Jock Finlayson of the BCBC, who mostly agrees with Yu’s assessment, points out that Morgan Stanley recently became the first big U.S. investment bank to call for a 2020 recession in that country. He believes an American downturn is overdue, citing “an incompetent and erratic leadership, which I think is chipping away at business confidence, on top of the trade war.” With the global economy slowing, Canada and the U.S. are headed for choppy waters, Finlayson warns. “We’ve got to get ready for what’s going to be a pretty unforgiving external environment in 2020.”
For B.C., Finlayson identifies two main bright spots. The first is an often-overlooked strength: at 1.5 percent annually, population growth far exceeds that of most provinces and U.S. states. The second is non-residential construction, both private and public.
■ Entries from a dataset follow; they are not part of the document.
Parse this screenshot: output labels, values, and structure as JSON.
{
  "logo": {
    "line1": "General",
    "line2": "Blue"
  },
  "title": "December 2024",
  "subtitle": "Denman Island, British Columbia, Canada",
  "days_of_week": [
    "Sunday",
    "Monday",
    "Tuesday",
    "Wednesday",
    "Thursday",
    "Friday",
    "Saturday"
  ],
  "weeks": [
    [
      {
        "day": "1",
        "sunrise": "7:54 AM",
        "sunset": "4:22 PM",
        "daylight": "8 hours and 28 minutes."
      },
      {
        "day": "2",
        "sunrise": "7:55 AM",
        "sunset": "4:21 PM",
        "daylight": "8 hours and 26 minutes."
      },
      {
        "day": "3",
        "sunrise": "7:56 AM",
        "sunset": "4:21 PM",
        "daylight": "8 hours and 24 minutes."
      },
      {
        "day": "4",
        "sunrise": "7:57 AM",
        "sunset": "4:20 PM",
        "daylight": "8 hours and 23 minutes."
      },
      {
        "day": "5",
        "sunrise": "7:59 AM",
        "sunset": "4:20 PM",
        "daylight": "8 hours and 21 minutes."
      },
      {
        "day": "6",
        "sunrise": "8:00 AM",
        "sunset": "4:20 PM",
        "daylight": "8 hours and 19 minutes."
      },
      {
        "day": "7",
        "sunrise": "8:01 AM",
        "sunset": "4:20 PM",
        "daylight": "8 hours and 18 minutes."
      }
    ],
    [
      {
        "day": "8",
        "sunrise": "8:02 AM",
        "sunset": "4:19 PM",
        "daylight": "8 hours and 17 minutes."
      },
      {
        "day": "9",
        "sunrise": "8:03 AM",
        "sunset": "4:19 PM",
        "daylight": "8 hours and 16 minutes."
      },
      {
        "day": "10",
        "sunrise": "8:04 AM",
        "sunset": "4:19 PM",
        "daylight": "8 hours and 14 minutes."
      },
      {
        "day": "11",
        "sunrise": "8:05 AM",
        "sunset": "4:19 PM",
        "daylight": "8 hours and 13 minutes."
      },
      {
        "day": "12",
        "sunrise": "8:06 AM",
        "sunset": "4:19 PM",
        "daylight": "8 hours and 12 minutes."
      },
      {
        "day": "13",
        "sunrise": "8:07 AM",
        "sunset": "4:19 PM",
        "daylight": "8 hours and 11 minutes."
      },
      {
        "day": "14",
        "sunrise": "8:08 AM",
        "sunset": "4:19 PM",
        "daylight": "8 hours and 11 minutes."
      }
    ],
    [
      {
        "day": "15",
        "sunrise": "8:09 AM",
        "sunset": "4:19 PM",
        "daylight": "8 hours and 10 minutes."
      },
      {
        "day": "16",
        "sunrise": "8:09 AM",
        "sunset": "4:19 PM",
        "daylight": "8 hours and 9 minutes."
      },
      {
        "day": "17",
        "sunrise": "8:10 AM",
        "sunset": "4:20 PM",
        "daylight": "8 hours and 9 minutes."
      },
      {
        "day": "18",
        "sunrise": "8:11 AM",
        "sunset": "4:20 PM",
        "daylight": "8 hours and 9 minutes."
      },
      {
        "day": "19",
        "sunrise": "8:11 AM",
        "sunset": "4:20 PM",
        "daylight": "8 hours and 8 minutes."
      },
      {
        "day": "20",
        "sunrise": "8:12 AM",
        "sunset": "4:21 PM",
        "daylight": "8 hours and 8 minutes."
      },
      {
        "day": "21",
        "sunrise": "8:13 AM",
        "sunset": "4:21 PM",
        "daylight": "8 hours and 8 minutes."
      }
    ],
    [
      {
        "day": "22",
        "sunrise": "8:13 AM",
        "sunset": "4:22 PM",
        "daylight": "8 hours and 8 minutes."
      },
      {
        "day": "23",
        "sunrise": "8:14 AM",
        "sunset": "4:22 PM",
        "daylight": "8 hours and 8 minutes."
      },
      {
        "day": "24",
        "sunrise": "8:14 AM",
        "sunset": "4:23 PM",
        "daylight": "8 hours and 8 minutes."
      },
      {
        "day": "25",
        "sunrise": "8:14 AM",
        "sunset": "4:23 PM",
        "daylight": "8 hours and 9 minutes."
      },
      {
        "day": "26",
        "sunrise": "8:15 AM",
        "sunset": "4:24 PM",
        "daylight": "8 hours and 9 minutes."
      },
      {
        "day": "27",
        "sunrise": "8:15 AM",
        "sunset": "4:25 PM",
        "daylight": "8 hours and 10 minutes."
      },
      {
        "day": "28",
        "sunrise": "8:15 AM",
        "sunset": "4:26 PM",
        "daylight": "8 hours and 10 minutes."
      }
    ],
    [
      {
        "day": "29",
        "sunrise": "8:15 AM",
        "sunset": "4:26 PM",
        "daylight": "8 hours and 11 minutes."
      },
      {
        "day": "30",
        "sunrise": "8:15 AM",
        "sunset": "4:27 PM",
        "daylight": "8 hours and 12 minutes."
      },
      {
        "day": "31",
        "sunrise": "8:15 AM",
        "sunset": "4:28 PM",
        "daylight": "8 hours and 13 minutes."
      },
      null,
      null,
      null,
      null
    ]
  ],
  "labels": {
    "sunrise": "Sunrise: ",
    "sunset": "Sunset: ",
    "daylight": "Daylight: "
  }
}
But in 2020, the BCBC expects housing starts to drop almost 14 percent, to 34,500. With Canada struggling for 1.6-percent real GDP expansion in the year ahead, the group forecasts, B.C. will grow 2.2 percent.